[[ EXCERPTED DATA, beginning ]]

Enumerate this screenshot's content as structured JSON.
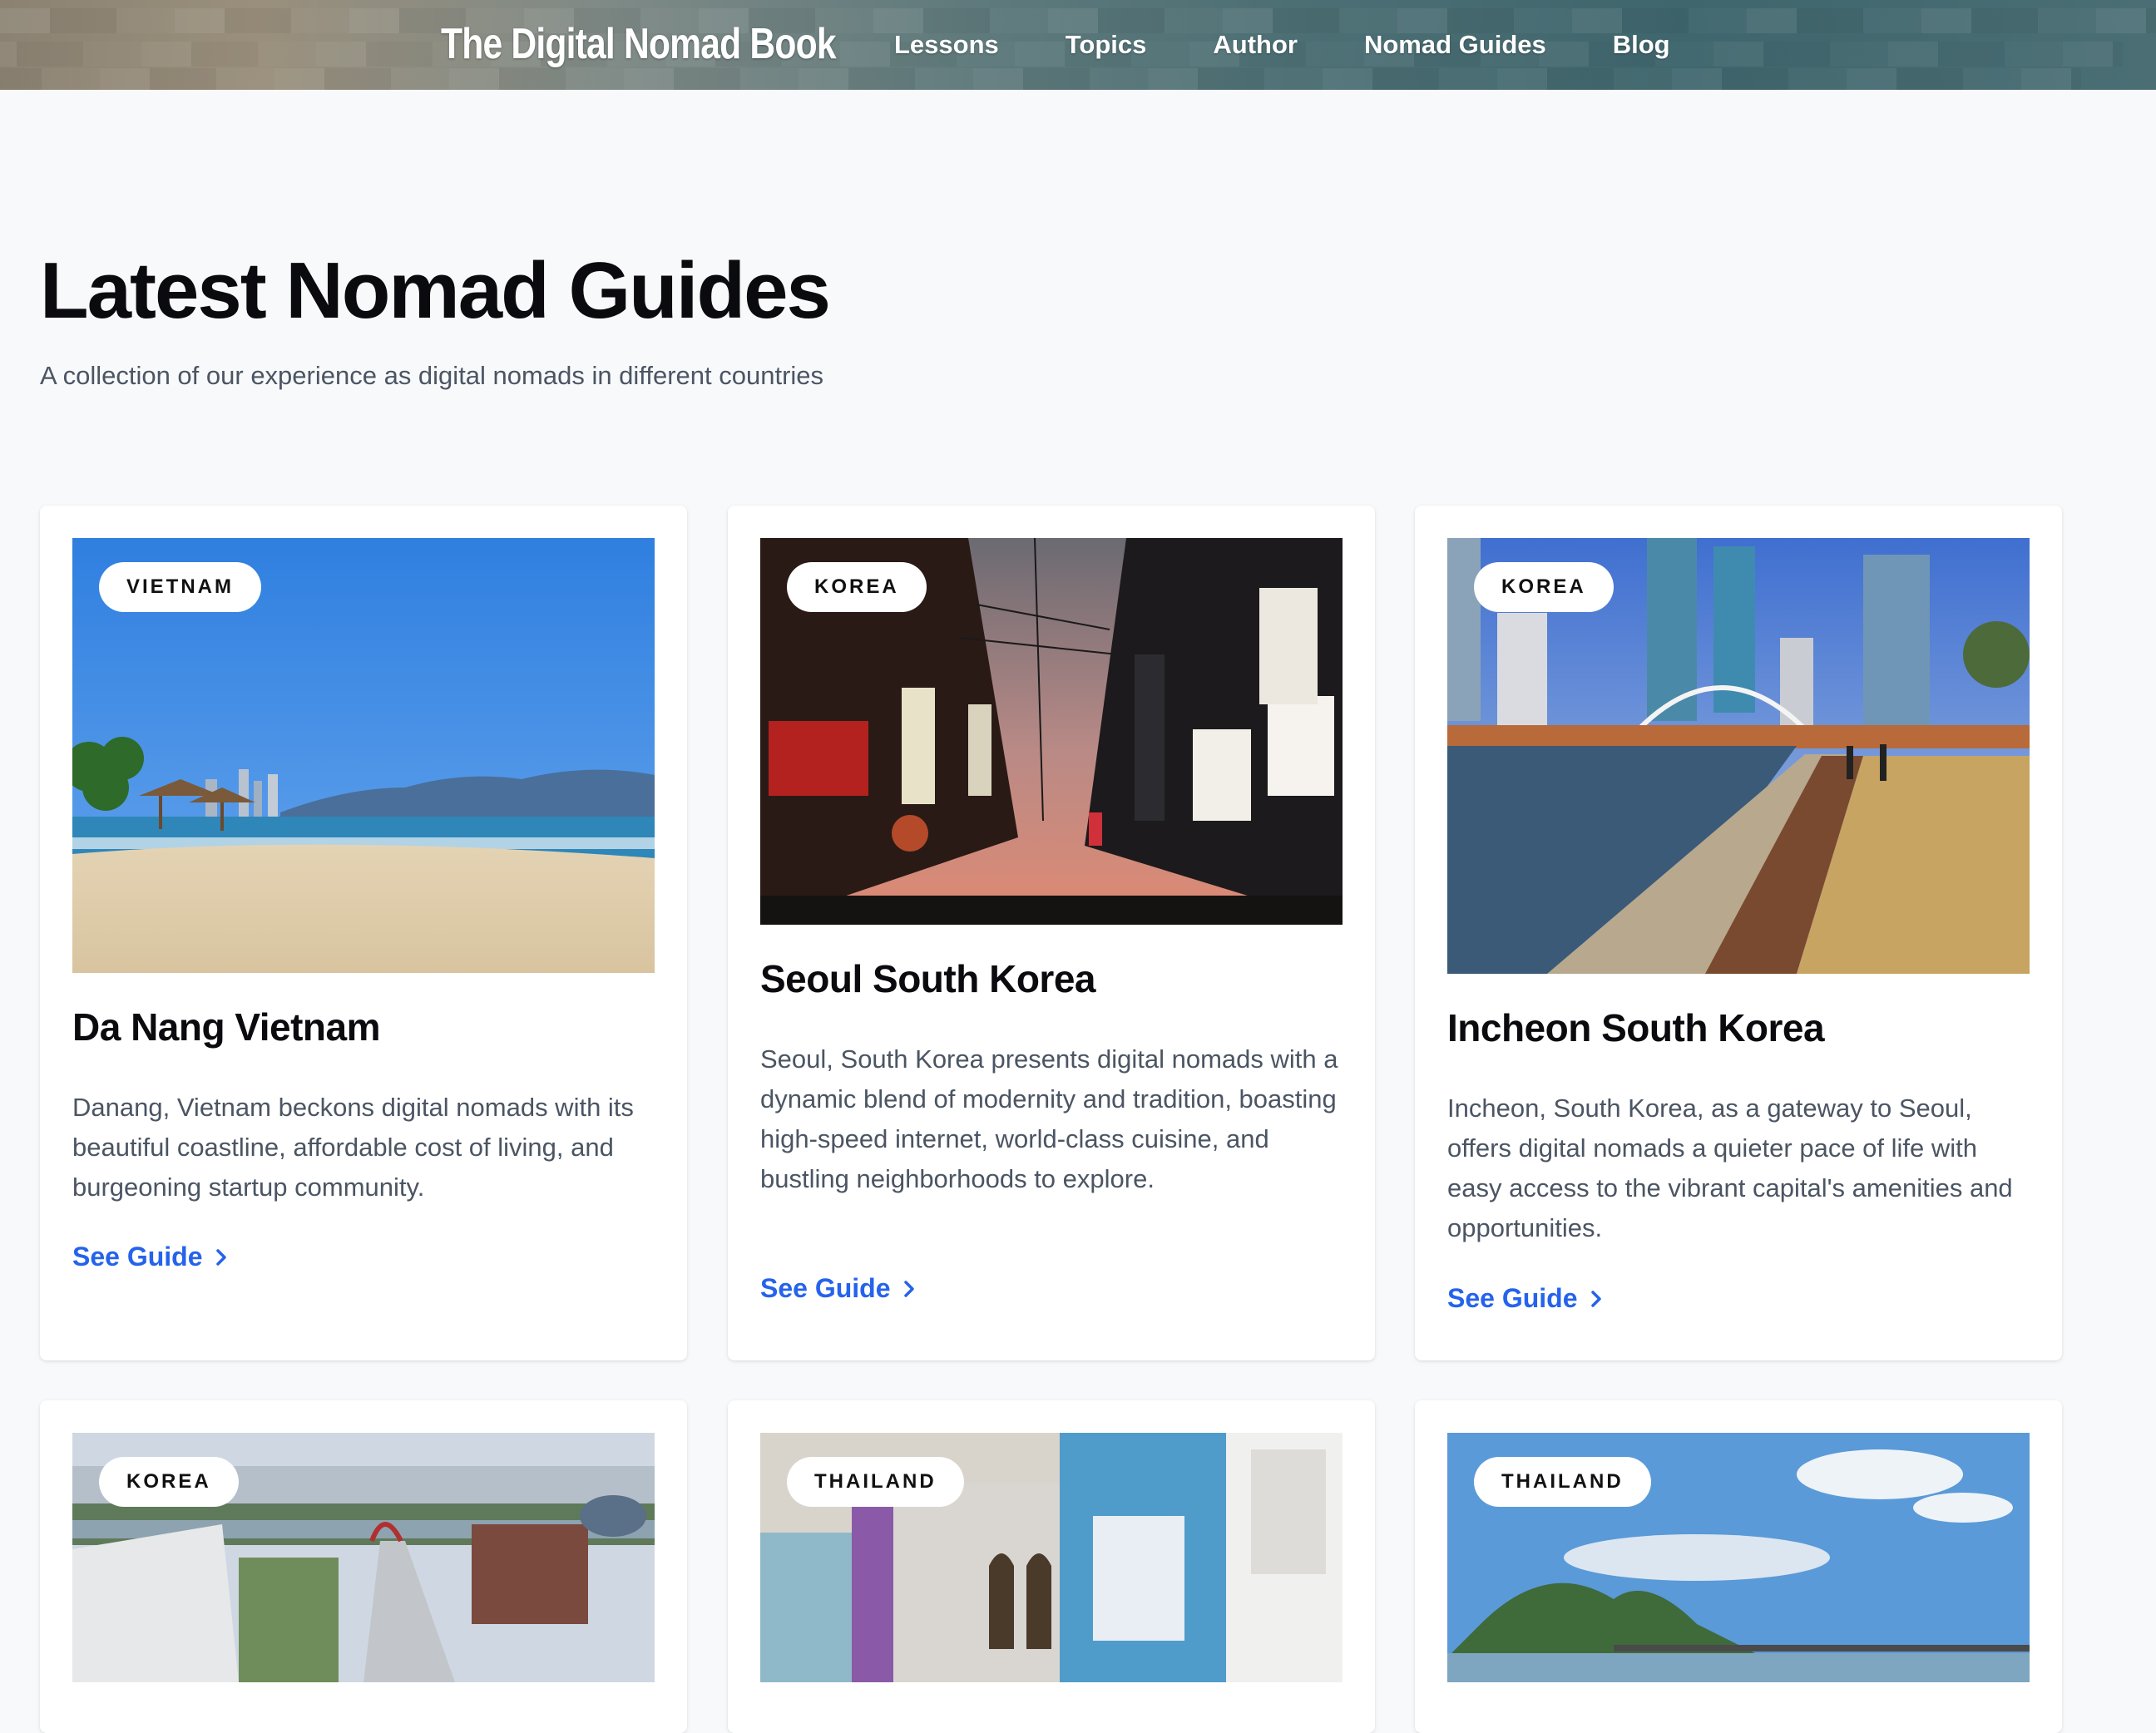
{
  "header": {
    "brand": "The Digital Nomad Book",
    "nav": [
      "Lessons",
      "Topics",
      "Author",
      "Nomad Guides",
      "Blog"
    ]
  },
  "intro": {
    "title": "Latest Nomad Guides",
    "subtitle": "A collection of our experience as digital nomads in different countries"
  },
  "cards": [
    {
      "tag": "VIETNAM",
      "title": "Da Nang Vietnam",
      "description": "Danang, Vietnam beckons digital nomads with its beautiful coastline, affordable cost of living, and burgeoning startup community.",
      "link": "See Guide"
    },
    {
      "tag": "KOREA",
      "title": "Seoul South Korea",
      "description": "Seoul, South Korea presents digital nomads with a dynamic blend of modernity and tradition, boasting high-speed internet, world-class cuisine, and bustling neighborhoods to explore.",
      "link": "See Guide"
    },
    {
      "tag": "KOREA",
      "title": "Incheon South Korea",
      "description": "Incheon, South Korea, as a gateway to Seoul, offers digital nomads a quieter pace of life with easy access to the vibrant capital's amenities and opportunities.",
      "link": "See Guide"
    },
    {
      "tag": "KOREA"
    },
    {
      "tag": "THAILAND"
    },
    {
      "tag": "THAILAND"
    }
  ],
  "colors": {
    "page_background": "#f8f9fb",
    "link": "#2563eb",
    "body_text": "#4b5563",
    "heading": "#0b0b0f"
  },
  "icons": {
    "see_guide": "chevron-right-icon"
  }
}
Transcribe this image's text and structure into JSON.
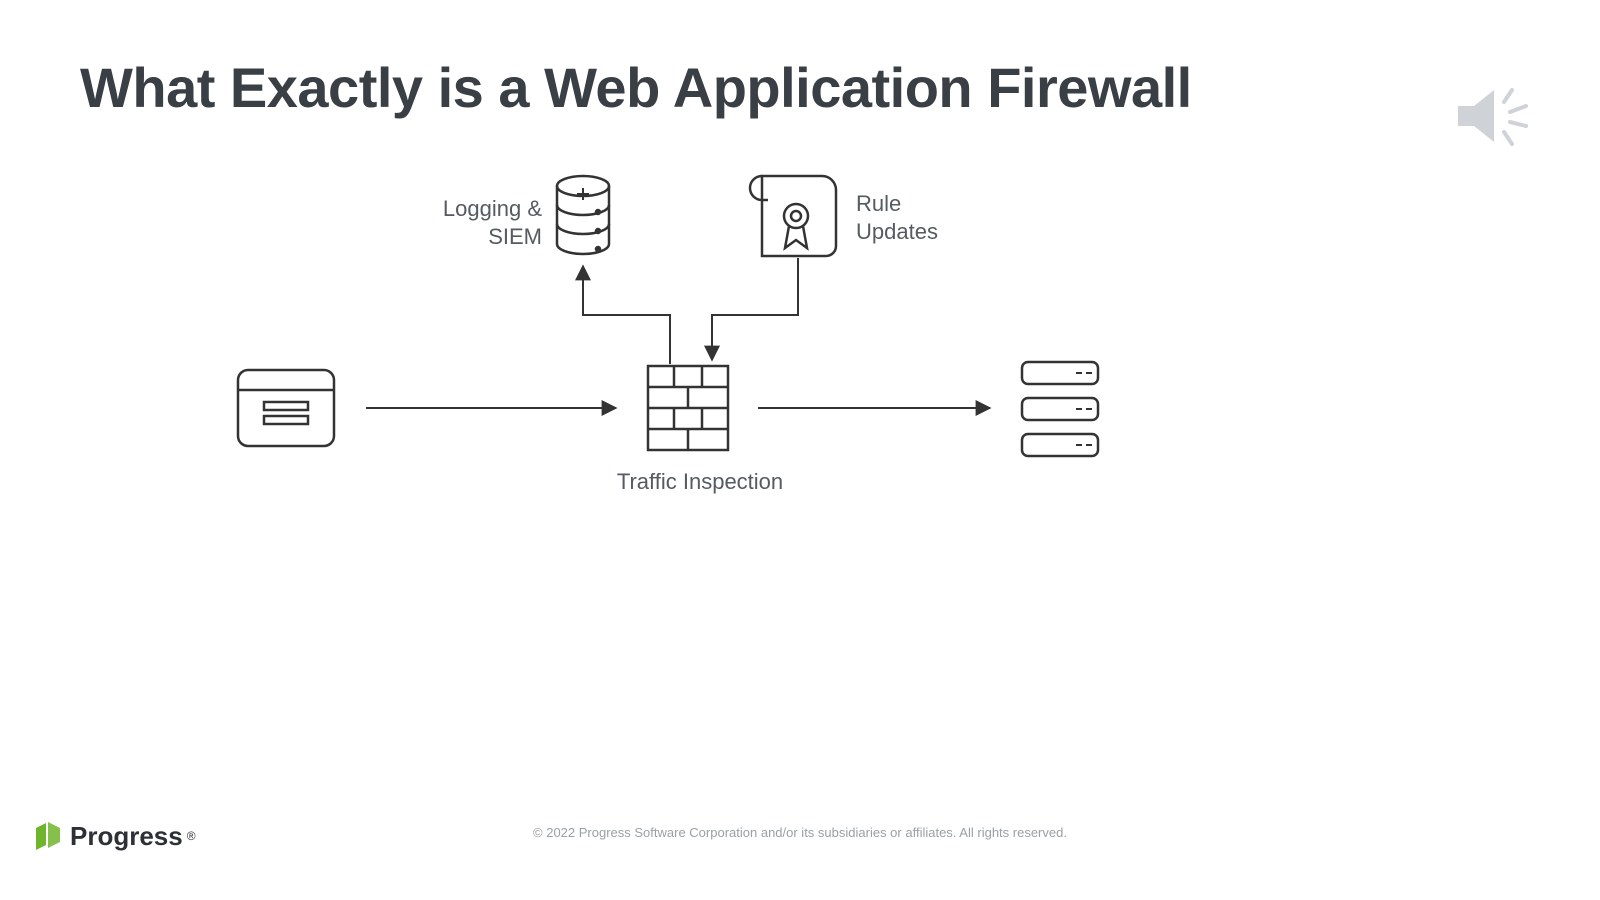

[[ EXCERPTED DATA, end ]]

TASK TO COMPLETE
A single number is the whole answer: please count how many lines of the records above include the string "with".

COMPLETED TASK
3